After my gestational diabetes diagnosis, I was sent to a “mandatory” class at the local hospital. After the initial shock of the diagnosis (see Gestational Diabetes Part I here), I was actually looking forward to the class in a geeky kind of way.
What can you eat?
I needed help from the dietician. I was having trouble coming up with healthy foods to eat that filled me up without elevating my blood sugar.
In a past life an extra 600 calories per day would have been a dream come true. But currently, I was having trouble eating enough. Sometimes as hungry as I was – stomach growling during a meeting only an hour after breakfast hungry – I had trouble eating full meals because it felt like there physically wasn’t enough room to swallow one more bite.
I finally resorted to bringing snacks and water with me everywhere. It was more pleasant than trying to work while NEEDING more food, and it was less awkward to be eating snacks in every meeting than to have my stomach making noises that others may interpret as other bodily functions!
But now that all of those snacks were so restricted, what could I eat? I was ready to find out, so off I went to class with a fresh notebook, like it was the first day of school.
I could not have been more WRONG about this class.
At the beginning of class went through a list of suggestions for what we could eat that was not particularly specific and seemed a little light on the calories. I enjoy a good spinach salad as much as the next person but you’d have to each about 10 per day to make a dent in the caloric needs of an expectant twin mom.
Next, someone wheeled in an old TV (4th grade science video style) so that we could watch a video that started off with fear and scare tactics about healthy eating and then showed several overweight women getting ultrasounds and talking about how they were happy in the end that they altered their diets in order to have healthy babies. NOT HELPFUL!
Everyone who showed up for the course cared about being healthy. In the diverse cross-section of pregnant mothers, ALL of us – not one exception – wanted to take care of our babies and ourselves. We did not need scare tactics, but we did need help with the HOW to be healthy.
Then the grand finale! After learning how to use our blood sugar monitors the weigh-ins began – all of us VERY pregnant women were instructed to participate in a public weigh in so we could track our weight at the next class. OK – let’s stop right there – there was no NEXT class for me.
The first week: Trial and error method
After that class, I did at least know how to use my finger pricker. Armed with my test strips, I decided to do my own research and started tracking my food and blood sugar readings for a week prior to seeing the specialist.
I consulted several diabetic expects (who all responded very quickly to email requests) and by taking my blood sugar readings 7 times per day, I was able to very quickly tell which foods I could process easily and which ones results in high blood sugar levels.

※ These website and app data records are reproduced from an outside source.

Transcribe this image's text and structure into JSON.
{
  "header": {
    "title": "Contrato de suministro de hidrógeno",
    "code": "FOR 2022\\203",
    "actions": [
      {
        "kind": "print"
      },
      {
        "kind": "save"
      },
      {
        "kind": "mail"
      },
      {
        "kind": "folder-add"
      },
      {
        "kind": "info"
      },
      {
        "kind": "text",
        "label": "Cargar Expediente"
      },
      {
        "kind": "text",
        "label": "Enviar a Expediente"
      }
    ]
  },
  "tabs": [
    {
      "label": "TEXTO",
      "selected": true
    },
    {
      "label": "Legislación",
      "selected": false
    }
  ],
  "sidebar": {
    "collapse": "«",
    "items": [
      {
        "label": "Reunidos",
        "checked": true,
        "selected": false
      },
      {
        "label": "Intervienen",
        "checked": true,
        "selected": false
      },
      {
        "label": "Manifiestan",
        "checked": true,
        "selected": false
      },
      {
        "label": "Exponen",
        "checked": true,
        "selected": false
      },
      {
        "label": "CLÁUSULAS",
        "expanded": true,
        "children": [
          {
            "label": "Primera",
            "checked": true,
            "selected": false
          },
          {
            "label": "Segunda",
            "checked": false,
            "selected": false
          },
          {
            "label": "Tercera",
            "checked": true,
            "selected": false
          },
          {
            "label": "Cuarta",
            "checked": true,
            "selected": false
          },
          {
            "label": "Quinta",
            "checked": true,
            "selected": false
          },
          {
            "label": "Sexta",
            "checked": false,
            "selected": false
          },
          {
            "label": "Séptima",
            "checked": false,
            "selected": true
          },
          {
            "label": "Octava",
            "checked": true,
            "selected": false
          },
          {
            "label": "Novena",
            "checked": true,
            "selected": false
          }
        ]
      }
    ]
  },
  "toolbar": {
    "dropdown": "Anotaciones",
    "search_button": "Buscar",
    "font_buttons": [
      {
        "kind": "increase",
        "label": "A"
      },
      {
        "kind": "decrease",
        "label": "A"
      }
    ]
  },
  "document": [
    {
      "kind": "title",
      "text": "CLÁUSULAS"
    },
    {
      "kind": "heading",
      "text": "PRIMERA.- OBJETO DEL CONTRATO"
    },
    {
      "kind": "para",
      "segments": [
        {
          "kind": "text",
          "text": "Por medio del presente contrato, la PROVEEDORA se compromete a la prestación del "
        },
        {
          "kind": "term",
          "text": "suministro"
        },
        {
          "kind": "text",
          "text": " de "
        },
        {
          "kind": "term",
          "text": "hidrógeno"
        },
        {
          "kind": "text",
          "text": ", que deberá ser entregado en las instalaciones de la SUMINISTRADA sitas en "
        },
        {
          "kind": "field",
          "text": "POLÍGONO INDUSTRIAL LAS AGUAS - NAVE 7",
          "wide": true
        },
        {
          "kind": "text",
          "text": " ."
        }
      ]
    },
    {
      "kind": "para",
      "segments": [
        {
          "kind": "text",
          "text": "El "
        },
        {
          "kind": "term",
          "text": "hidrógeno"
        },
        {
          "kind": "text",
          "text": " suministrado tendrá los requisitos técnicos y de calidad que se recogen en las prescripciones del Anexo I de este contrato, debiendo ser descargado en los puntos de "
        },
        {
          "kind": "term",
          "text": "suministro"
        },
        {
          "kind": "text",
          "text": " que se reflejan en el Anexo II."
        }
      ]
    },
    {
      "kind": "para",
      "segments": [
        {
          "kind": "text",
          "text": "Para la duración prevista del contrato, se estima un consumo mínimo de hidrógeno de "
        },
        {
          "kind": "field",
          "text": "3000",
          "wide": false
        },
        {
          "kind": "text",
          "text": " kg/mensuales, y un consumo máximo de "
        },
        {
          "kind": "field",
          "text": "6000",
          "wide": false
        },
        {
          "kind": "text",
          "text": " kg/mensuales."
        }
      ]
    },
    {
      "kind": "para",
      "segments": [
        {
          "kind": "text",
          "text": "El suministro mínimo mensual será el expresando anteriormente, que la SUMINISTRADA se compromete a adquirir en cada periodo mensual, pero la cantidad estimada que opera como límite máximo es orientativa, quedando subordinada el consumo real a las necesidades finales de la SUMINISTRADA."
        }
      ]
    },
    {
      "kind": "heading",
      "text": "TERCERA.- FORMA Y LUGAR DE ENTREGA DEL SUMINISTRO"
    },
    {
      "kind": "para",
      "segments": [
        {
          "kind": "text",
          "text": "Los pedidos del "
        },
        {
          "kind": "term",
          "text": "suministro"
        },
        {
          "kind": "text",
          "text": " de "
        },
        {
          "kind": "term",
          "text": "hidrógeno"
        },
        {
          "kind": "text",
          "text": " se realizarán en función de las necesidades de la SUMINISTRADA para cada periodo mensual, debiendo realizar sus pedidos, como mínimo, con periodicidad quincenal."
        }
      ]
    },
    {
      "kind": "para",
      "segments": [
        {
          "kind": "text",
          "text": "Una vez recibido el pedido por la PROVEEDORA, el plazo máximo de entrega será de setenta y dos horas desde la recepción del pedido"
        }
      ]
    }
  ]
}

Then I went to see the specialist and she was awesome. She had more diet tips and recommended a short walk after lunch and dinner to help me process sugar more quickly. I tested that next and it worked!
What to eat with gestational diabetes – FOR REAL
After spending about 2+ hours in the grocery store one evening, I quickly learned that even with the same brand and item not all flavors are created equal. I had to read every label. Once I made my selections, I tested out even more snacks and meals I found a few high-protein, filling snacks that yielded good blood sugar readings.
For me, my best go-to snack items were Simple Truth Peanut Butter Protein Bars and Fage Plain Greek Yogurt. And the foods that spiked my sugar even when combined with protein and followed by walks were pizza and pasta.
Of course, I still ate a cupcake at my baby shower – but daytime only. I completely cut out any cheating in the evenings. No more carb-based bed snacks! I also had good luck reducing the portion sizes of fruits and increasing the portion sizes of proteins and green vegetables.
Here’s a list of my go to items:
By following this diet and monitoring results I was able to keep my blood sugar in check and did not require medication.
My doctor did acknowledge that most women end up needing some form of medication since they cannot drastically alter their diets and exercise routines during pregnancy. I probably would have required medication too if my babies didn’t make a surprise entrance 7 weeks early.
The amount of will power and determination is impressive when you know other lives are at risk. If only that same amount of will power towards cookies still existed after pregnancy…
This is Part II of a three-part gestational diabetes series. Here’s a link to Part I. Come back soon to see Part III.
Editor’s Note: Leslie Michel is not a medical professional or dietician, she is just a mother of twins who did some research, practiced trial and error and found some foods that helped keep her blood sugar in check while still feeling full and gaining all of the recommended baby weight.
Everyone’s body’s different so these foods may or may not work for you, but along with your perinatology, OB or other medical resource you can try these things while monitoring your blood sugar levels.